→ **Task input**

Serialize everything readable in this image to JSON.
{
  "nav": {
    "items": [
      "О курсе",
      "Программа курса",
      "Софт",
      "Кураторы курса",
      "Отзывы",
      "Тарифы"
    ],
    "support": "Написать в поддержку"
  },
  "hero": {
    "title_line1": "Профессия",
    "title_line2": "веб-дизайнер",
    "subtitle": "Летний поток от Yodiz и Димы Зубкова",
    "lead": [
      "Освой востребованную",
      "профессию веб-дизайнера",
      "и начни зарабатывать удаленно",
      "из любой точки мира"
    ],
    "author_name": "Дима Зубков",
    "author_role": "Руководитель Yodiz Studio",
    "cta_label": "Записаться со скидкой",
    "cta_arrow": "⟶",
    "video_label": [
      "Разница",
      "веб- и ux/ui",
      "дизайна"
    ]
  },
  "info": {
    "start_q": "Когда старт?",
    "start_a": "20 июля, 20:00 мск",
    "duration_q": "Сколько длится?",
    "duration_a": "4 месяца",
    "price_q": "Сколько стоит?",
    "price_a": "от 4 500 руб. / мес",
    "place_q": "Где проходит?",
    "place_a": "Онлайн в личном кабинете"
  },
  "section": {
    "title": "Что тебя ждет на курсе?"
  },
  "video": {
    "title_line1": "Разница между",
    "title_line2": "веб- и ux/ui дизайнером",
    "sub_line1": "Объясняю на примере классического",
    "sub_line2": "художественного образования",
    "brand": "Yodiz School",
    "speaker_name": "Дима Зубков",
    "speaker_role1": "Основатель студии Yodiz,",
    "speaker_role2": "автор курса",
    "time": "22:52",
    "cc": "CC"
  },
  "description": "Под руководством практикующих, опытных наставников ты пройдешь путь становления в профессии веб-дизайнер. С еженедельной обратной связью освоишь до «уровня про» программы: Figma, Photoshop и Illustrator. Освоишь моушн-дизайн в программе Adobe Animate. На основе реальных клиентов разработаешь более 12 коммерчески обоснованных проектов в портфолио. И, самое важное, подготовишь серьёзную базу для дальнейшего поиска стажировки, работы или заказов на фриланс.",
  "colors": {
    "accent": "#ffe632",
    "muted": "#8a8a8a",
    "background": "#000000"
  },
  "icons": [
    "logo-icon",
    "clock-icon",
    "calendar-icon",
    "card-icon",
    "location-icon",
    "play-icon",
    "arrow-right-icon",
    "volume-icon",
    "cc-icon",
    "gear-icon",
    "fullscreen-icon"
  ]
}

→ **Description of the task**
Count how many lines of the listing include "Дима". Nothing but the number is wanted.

→ **Written answer**
2